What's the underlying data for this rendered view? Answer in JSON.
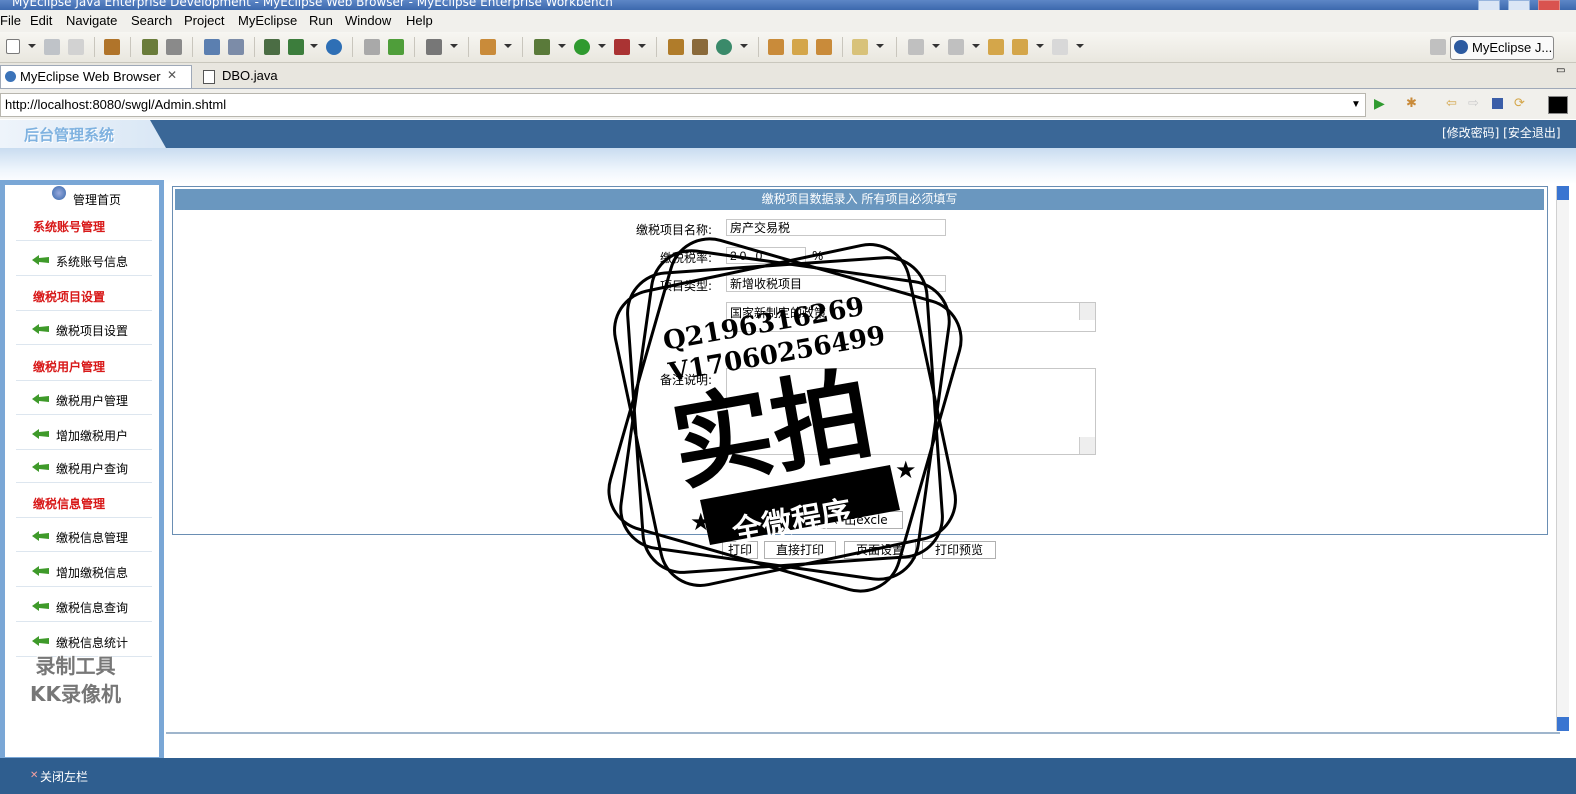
{
  "window": {
    "title": "MyEclipse Java Enterprise Development - MyEclipse Web Browser - MyEclipse Enterprise Workbench"
  },
  "menu": [
    "File",
    "Edit",
    "Navigate",
    "Search",
    "Project",
    "MyEclipse",
    "Run",
    "Window",
    "Help"
  ],
  "perspective": {
    "label": "MyEclipse J..."
  },
  "tabs": [
    {
      "label": "MyEclipse Web Browser"
    },
    {
      "label": "DBO.java"
    }
  ],
  "address": {
    "url": "http://localhost:8080/swgl/Admin.shtml"
  },
  "app": {
    "title": "后台管理系统",
    "links": "[修改密码] [安全退出]",
    "close_sidebar": "关闭左栏"
  },
  "sidebar": {
    "home": "管理首页",
    "sections": [
      {
        "title": "系统账号管理",
        "items": [
          "系统账号信息"
        ]
      },
      {
        "title": "缴税项目设置",
        "items": [
          "缴税项目设置"
        ]
      },
      {
        "title": "缴税用户管理",
        "items": [
          "缴税用户管理",
          "增加缴税用户",
          "缴税用户查询"
        ]
      },
      {
        "title": "缴税信息管理",
        "items": [
          "缴税信息管理",
          "增加缴税信息",
          "缴税信息查询",
          "缴税信息统计"
        ]
      }
    ]
  },
  "form": {
    "header": "缴税项目数据录入  所有项目必须填写",
    "name_label": "缴税项目名称:",
    "name_value": "房产交易税",
    "rate_label": "缴税税率:",
    "rate_value": "20.0",
    "rate_unit": "%",
    "type_label": "项目类型:",
    "type_value": "新增收税项目",
    "policy_value": "国家新制定的政策",
    "remark_label": "备注说明:",
    "export_button": "导出excle",
    "buttons": [
      "打印",
      "直接打印",
      "页面设置",
      "打印预览"
    ]
  },
  "watermark": {
    "line1": "Q2196316269",
    "line2": "V17060256499",
    "main": "实拍",
    "banner": "全微程序"
  },
  "recorder": {
    "line1": "录制工具",
    "line2": "KK录像机"
  }
}
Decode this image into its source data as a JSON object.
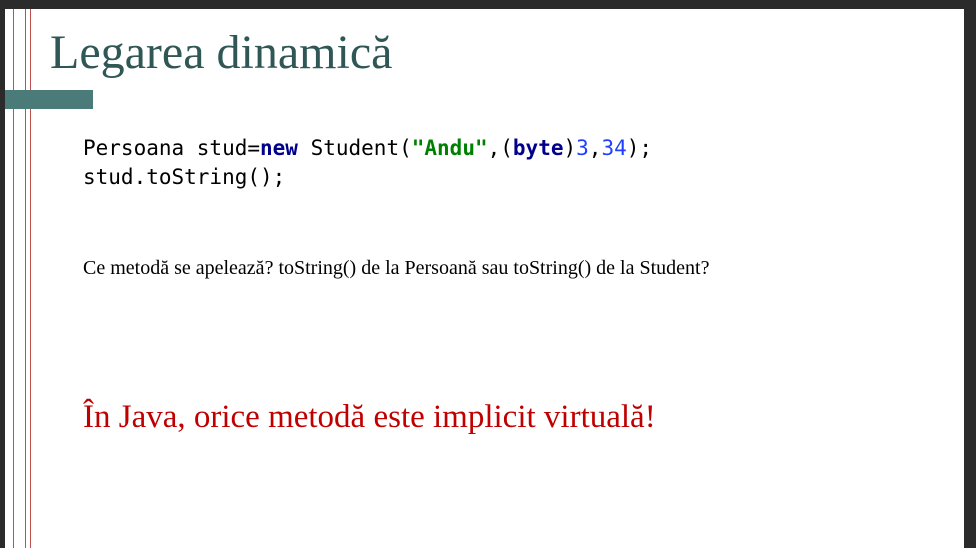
{
  "slide": {
    "title": "Legarea dinamică",
    "code": {
      "line1": {
        "t1": "Persoana stud=",
        "kw_new": "new",
        "t2": " Student(",
        "str": "\"Andu\"",
        "t3": ",(",
        "kw_byte": "byte",
        "t4": ")",
        "n1": "3",
        "t5": ",",
        "n2": "34",
        "t6": ");"
      },
      "line2": "stud.toString();"
    },
    "question": "Ce metodă se apelează? toString() de la Persoană sau toString() de la Student?",
    "statement": "În Java, orice metodă este implicit virtuală!"
  },
  "colors": {
    "title": "#2e5755",
    "accent_bar": "#4a7b79",
    "margin_lines": "#c0504d",
    "statement": "#c00000",
    "keyword": "#00008b",
    "string": "#008000",
    "number": "#1f3fff"
  }
}
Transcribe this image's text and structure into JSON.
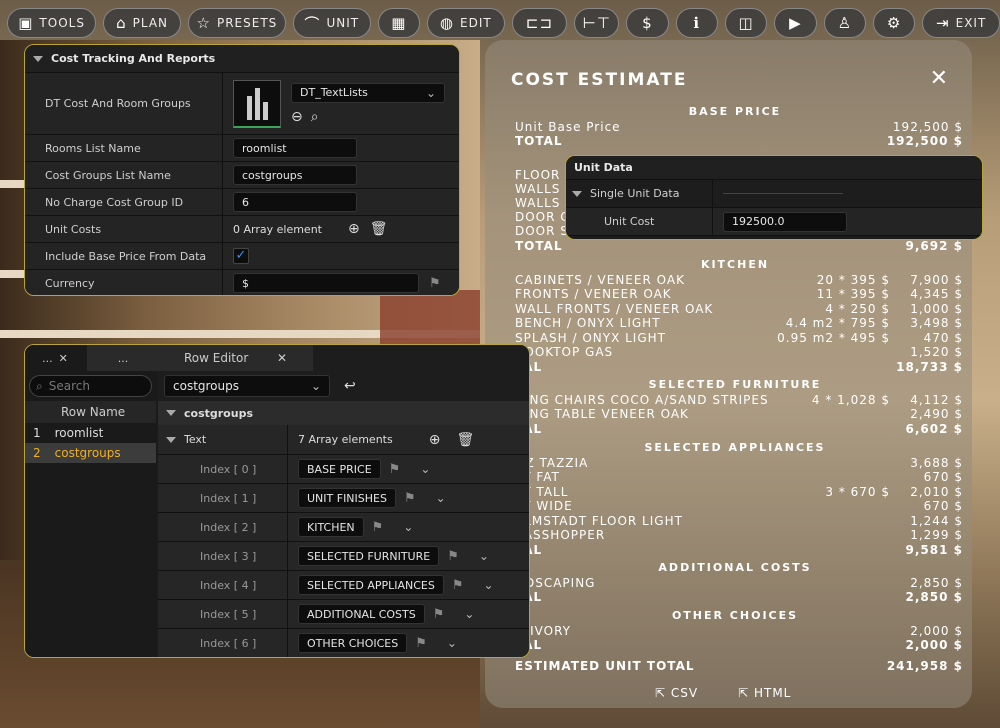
{
  "toolbar": {
    "items": [
      {
        "label": "TOOLS"
      },
      {
        "label": "PLAN"
      },
      {
        "label": "PRESETS"
      },
      {
        "label": "UNIT"
      },
      {
        "label": ""
      },
      {
        "label": "EDIT"
      },
      {
        "label": ""
      },
      {
        "label": ""
      },
      {
        "label": ""
      },
      {
        "label": ""
      },
      {
        "label": ""
      },
      {
        "label": ""
      },
      {
        "label": ""
      },
      {
        "label": ""
      },
      {
        "label": "EXIT"
      }
    ]
  },
  "cost_panel": {
    "title": "Cost Tracking And Reports",
    "dt_label": "DT Cost And Room Groups",
    "dt_value": "DT_TextLists",
    "rooms_label": "Rooms List Name",
    "rooms_value": "roomlist",
    "groups_label": "Cost Groups List Name",
    "groups_value": "costgroups",
    "nocharge_label": "No Charge Cost Group ID",
    "nocharge_value": "6",
    "unitcosts_label": "Unit Costs",
    "unitcosts_value": "0 Array element",
    "include_label": "Include Base Price From Data",
    "currency_label": "Currency",
    "currency_value": "$"
  },
  "unit_data": {
    "title": "Unit Data",
    "single_label": "Single Unit Data",
    "unit_cost_label": "Unit Cost",
    "unit_cost_value": "192500.0"
  },
  "row_editor": {
    "tab1": "...",
    "tab2": "...",
    "tab3": "Row Editor",
    "search_placeholder": "Search",
    "row_name_header": "Row Name",
    "rows": [
      {
        "num": "1",
        "name": "roomlist"
      },
      {
        "num": "2",
        "name": "costgroups"
      }
    ],
    "selected": "costgroups",
    "section": "costgroups",
    "text_label": "Text",
    "text_count": "7 Array elements",
    "indices": [
      {
        "label": "Index [ 0 ]",
        "value": "BASE PRICE"
      },
      {
        "label": "Index [ 1 ]",
        "value": "UNIT FINISHES"
      },
      {
        "label": "Index [ 2 ]",
        "value": "KITCHEN"
      },
      {
        "label": "Index [ 3 ]",
        "value": "SELECTED FURNITURE"
      },
      {
        "label": "Index [ 4 ]",
        "value": "SELECTED APPLIANCES"
      },
      {
        "label": "Index [ 5 ]",
        "value": "ADDITIONAL COSTS"
      },
      {
        "label": "Index [ 6 ]",
        "value": "OTHER CHOICES"
      }
    ]
  },
  "estimate": {
    "title": "COST ESTIMATE",
    "sections": {
      "base": "BASE PRICE",
      "kitchen": "KITCHEN",
      "furniture": "SELECTED FURNITURE",
      "appliances": "SELECTED APPLIANCES",
      "additional": "ADDITIONAL COSTS",
      "other": "OTHER CHOICES"
    },
    "lines": [
      {
        "n": "Unit Base Price",
        "q": "",
        "v": "192,500 $",
        "b": false
      },
      {
        "n": "TOTAL",
        "q": "",
        "v": "192,500 $",
        "b": true
      },
      {
        "n": "FLOOR /",
        "q": "",
        "v": "",
        "b": false
      },
      {
        "n": "WALLS IN",
        "q": "",
        "v": "",
        "b": false
      },
      {
        "n": "WALLS E",
        "q": "",
        "v": "",
        "b": false
      },
      {
        "n": "DOOR C",
        "q": "",
        "v": "",
        "b": false
      },
      {
        "n": "DOOR ST",
        "q": "",
        "v": "",
        "b": false
      },
      {
        "n": "TOTAL",
        "q": "",
        "v": "9,692 $",
        "b": true
      },
      {
        "n": "CABINETS / VENEER OAK",
        "q": "20  * 395 $",
        "v": "7,900 $",
        "b": false
      },
      {
        "n": "FRONTS / VENEER OAK",
        "q": "11  * 395 $",
        "v": "4,345 $",
        "b": false
      },
      {
        "n": "WALL FRONTS / VENEER OAK",
        "q": "4  * 250 $",
        "v": "1,000 $",
        "b": false
      },
      {
        "n": "BENCH / ONYX LIGHT",
        "q": "4.4 m2 * 795 $",
        "v": "3,498 $",
        "b": false
      },
      {
        "n": "SPLASH / ONYX LIGHT",
        "q": "0.95 m2 * 495 $",
        "v": "470 $",
        "b": false
      },
      {
        "n": "COOKTOP GAS",
        "q": "",
        "v": "1,520 $",
        "b": false
      },
      {
        "n": "TAL",
        "q": "",
        "v": "18,733 $",
        "b": true
      },
      {
        "n": "NING CHAIRS COCO A/SAND STRIPES",
        "q": "4  * 1,028 $",
        "v": "4,112 $",
        "b": false
      },
      {
        "n": "NING TABLE VENEER OAK",
        "q": "",
        "v": "2,490 $",
        "b": false
      },
      {
        "n": "TAL",
        "q": "",
        "v": "6,602 $",
        "b": true
      },
      {
        "n": "OZ TAZZIA",
        "q": "",
        "v": "3,688 $",
        "b": false
      },
      {
        "n": "AT FAT",
        "q": "",
        "v": "670 $",
        "b": false
      },
      {
        "n": "AT TALL",
        "q": "3  * 670 $",
        "v": "2,010 $",
        "b": false
      },
      {
        "n": "AT WIDE",
        "q": "",
        "v": "670 $",
        "b": false
      },
      {
        "n": "ALMSTADT FLOOR LIGHT",
        "q": "",
        "v": "1,244 $",
        "b": false
      },
      {
        "n": "RASSHOPPER",
        "q": "",
        "v": "1,299 $",
        "b": false
      },
      {
        "n": "TAL",
        "q": "",
        "v": "9,581 $",
        "b": true
      },
      {
        "n": "NDSCAPING",
        "q": "",
        "v": "2,850 $",
        "b": false
      },
      {
        "n": "TAL",
        "q": "",
        "v": "2,850 $",
        "b": true
      },
      {
        "n": "G IVORY",
        "q": "",
        "v": "2,000 $",
        "b": false
      },
      {
        "n": "TAL",
        "q": "",
        "v": "2,000 $",
        "b": true
      },
      {
        "n": "ESTIMATED UNIT TOTAL",
        "q": "",
        "v": "241,958 $",
        "b": true
      }
    ],
    "csv": "CSV",
    "html": "HTML"
  }
}
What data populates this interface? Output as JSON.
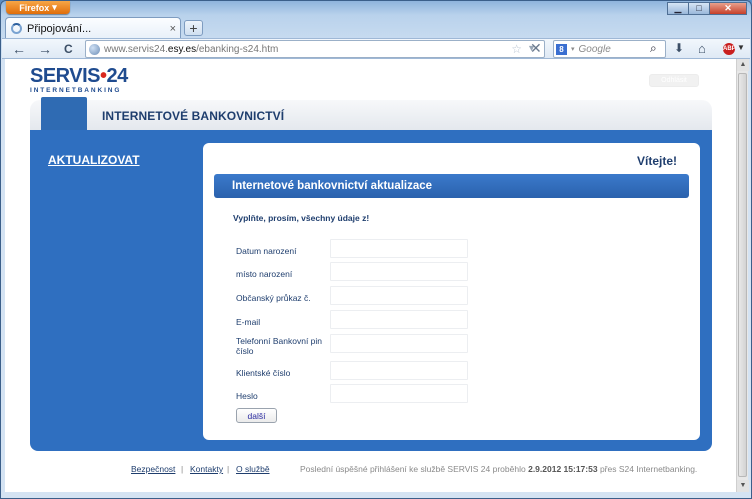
{
  "browser": {
    "menu_label": "Firefox",
    "window_controls": {
      "minimize": "▁",
      "maximize": "□",
      "close": "✕"
    },
    "tab": {
      "title": "Připojování...",
      "close": "×"
    },
    "new_tab": "+",
    "nav": {
      "back": "←",
      "forward": "→",
      "reload": "C"
    },
    "url": {
      "prefix": "www.servis24.",
      "domain": "esy.es",
      "path": "/ebanking-s24.htm"
    },
    "search": {
      "engine_badge": "8",
      "placeholder": "Google"
    },
    "icons": [
      "back-icon",
      "forward-icon",
      "reload-icon",
      "globe-icon",
      "bookmark-star-icon",
      "stop-icon",
      "search-icon",
      "download-icon",
      "home-icon",
      "adblock-icon"
    ]
  },
  "site": {
    "logo_main": "SERVIS",
    "logo_dot": "•",
    "logo_num": "24",
    "logo_sub": "INTERNETBANKING",
    "logout_label": "Odhlásit",
    "header_title": "INTERNETOVÉ BANKOVNICTVÍ",
    "side_link": "AKTUALIZOVAT"
  },
  "form": {
    "welcome": "Vítejte!",
    "title": "Internetové bankovnictví aktualizace",
    "instruction": "Vyplňte, prosím, všechny údaje z!",
    "fields": [
      {
        "label": "Datum narození",
        "value": ""
      },
      {
        "label": "místo narození",
        "value": ""
      },
      {
        "label": "Občanský průkaz č.",
        "value": ""
      },
      {
        "label": "E-mail",
        "value": ""
      },
      {
        "label": "Telefonní Bankovní pin číslo",
        "value": ""
      },
      {
        "label": "Klientské číslo",
        "value": ""
      },
      {
        "label": "Heslo",
        "value": ""
      }
    ],
    "submit_label": "další"
  },
  "footer": {
    "links": [
      "Bezpečnost",
      "Kontakty",
      "O službě"
    ],
    "separator": "|",
    "note_prefix": "Poslední úspěšné přihlášení ke službě SERVIS 24 proběhlo",
    "note_datetime": "2.9.2012 15:17:53",
    "note_suffix": "přes S24 Internetbanking."
  }
}
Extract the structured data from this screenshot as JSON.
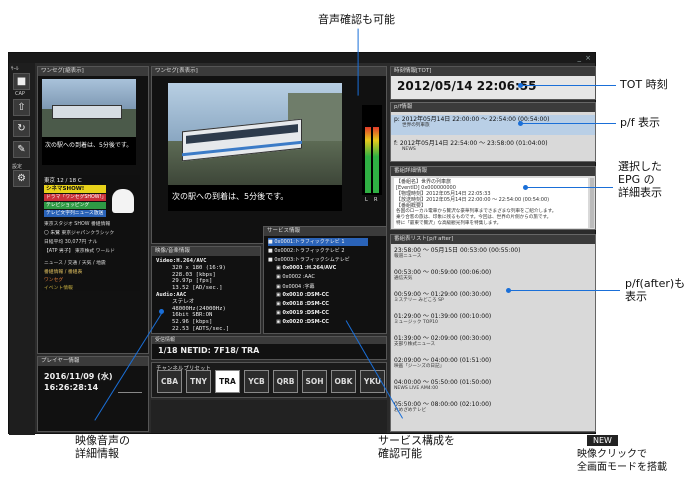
{
  "annotations": {
    "audio_check": "音声確認も可能",
    "tot_time": "TOT 時刻",
    "pf_display": "p/f 表示",
    "epg_detail": [
      "選択した",
      "EPG の",
      "詳細表示"
    ],
    "pf_after": [
      "p/f(after)も",
      "表示"
    ],
    "video_audio": [
      "映像音声の",
      "詳細情報"
    ],
    "service": [
      "サービス構成を",
      "確認可能"
    ],
    "new_badge": "NEW",
    "new_text": [
      "映像クリックで",
      "全画面モードを搭載"
    ]
  },
  "toolbar": {
    "save_label": "ｻｰﾙ",
    "cap_label": "CAP",
    "settings_label": "設定"
  },
  "panels": {
    "small_video_title": "ワンセグ[縮表示]",
    "main_video_title": "ワンセグ[表表示]",
    "tot_title": "時刻情報[TOT]",
    "pf_title": "p/f情報",
    "detail_title": "番組詳細情報",
    "after_title": "番組表リスト[p/f after]",
    "av_title": "映像/音楽情報",
    "service_title": "サービス情報",
    "netid_title": "受信情報",
    "preset_title": "チャンネルプリセット",
    "player_title": "プレイヤー情報"
  },
  "small_video": {
    "caption": "次の駅への到着は、5分後です。"
  },
  "main_video": {
    "caption": "次の駅への到着は、5分後です。",
    "level_labels": [
      "L",
      "R"
    ]
  },
  "data_broadcast": {
    "header": "東京 12 / 18 C",
    "buttons": [
      "シネマSHOW!",
      "ドラマ「ワンセグSHOW!」",
      "テレビショッピング",
      "テレビ文字列ニュース放送"
    ],
    "list": [
      "東京スタジオ SHOW 番組情報",
      "〇 朱鷺 東京ジャパンクラシック",
      "日経平均 30,077円 ナル",
      "【ATP 男子】 東京株式 ワールド"
    ],
    "links": [
      "ニュース / 交通 / 天気 / 地震",
      "番組情報 / 番組表",
      "ワンセグ",
      "イベント情報"
    ]
  },
  "tot": {
    "datetime": "2012/05/14 22:06:55"
  },
  "pf": {
    "items": [
      {
        "tag": "p:",
        "time": "2012年05月14日 22:00:00 ～ 22:54:00 (00:54:00)",
        "title": "世界の列車旅"
      },
      {
        "tag": "f:",
        "time": "2012年05月14日 22:54:00 ～ 23:58:00 (01:04:00)",
        "title": "NEWS"
      }
    ]
  },
  "detail": {
    "lines": [
      "【番組名】世界の列車旅",
      "[EventID] 0x000000000",
      "【物理時刻】2012年05月14日 22:05:33",
      "【放送時刻】2012年05月14日 22:00:00 ～ 22:54:00 (00:54:00)",
      "【番組概要】",
      "各国のローカル電車から贅沢な豪華列車までさまざまな列車をご紹介します。",
      "乗り合客の旅は、印象に残るものです。今回は、世界の片側からの旅です。",
      "特に「最東で贅沢」な高級観光列車を特集します。"
    ]
  },
  "after": {
    "items": [
      {
        "time": "23:58:00 ～ 05月15日 00:53:00 (00:55:00)",
        "title": "報道ニュース"
      },
      {
        "time": "00:53:00 ～ 00:59:00 (00:06:00)",
        "title": "通信天気"
      },
      {
        "time": "00:59:00 ～ 01:29:00 (00:30:00)",
        "title": "ミステリー みどころ SP"
      },
      {
        "time": "01:29:00 ～ 01:39:00 (00:10:00)",
        "title": "ミュージック TOP10"
      },
      {
        "time": "01:39:00 ～ 02:09:00 (00:30:00)",
        "title": "支部り株式ニュース"
      },
      {
        "time": "02:09:00 ～ 04:00:00 (01:51:00)",
        "title": "映画「ジーンズの日記」"
      },
      {
        "time": "04:00:00 ～ 05:50:00 (01:50:00)",
        "title": "NEWS LIVE AM4:00"
      },
      {
        "time": "05:50:00 ～ 08:00:00 (02:10:00)",
        "title": "おめざめテレビ"
      }
    ]
  },
  "av": {
    "lines": [
      "Video:H.264/AVC",
      "320 x 180 (16:9)",
      "228.03 [kbps]",
      "29.97p [fps]",
      "13.52 [AD/sec.]",
      "Audio:AAC",
      "ステレオ",
      "48000Hz(24000Hz)",
      "16bit SBR:ON",
      "52.96 [kbps]",
      "22.53 [ADTS/sec.]"
    ]
  },
  "services": {
    "rows": [
      {
        "label": "0x0001:トラフィックテレビ 1"
      },
      {
        "label": "0x0002:トラフィックテレビ 2"
      },
      {
        "label": "0x0003:トラフィックシムテレビ"
      },
      {
        "label": "0x0001 :H.264/AVC"
      },
      {
        "label": "0x0002 :AAC"
      },
      {
        "label": "0x0004 :字幕"
      },
      {
        "label": "0x0010 :DSM-CC"
      },
      {
        "label": "0x0018 :DSM-CC"
      },
      {
        "label": "0x0019 :DSM-CC"
      },
      {
        "label": "0x0020 :DSM-CC"
      }
    ]
  },
  "netid": {
    "value": "1/18 NETID: 7F18/ TRA"
  },
  "presets": {
    "channels": [
      "CBA",
      "TNY",
      "TRA",
      "YCB",
      "QRB",
      "SOH",
      "OBK",
      "YKU"
    ],
    "selected": "TRA"
  },
  "player": {
    "date": "2016/11/09 (水)",
    "time": "16:26:28:14"
  },
  "colors": {
    "annotation_line": "#1a6fd8",
    "app_bg": "#2b2b2b",
    "epg_bg": "#d9d9d9"
  }
}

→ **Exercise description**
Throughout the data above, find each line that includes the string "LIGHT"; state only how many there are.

→ **Result below**
3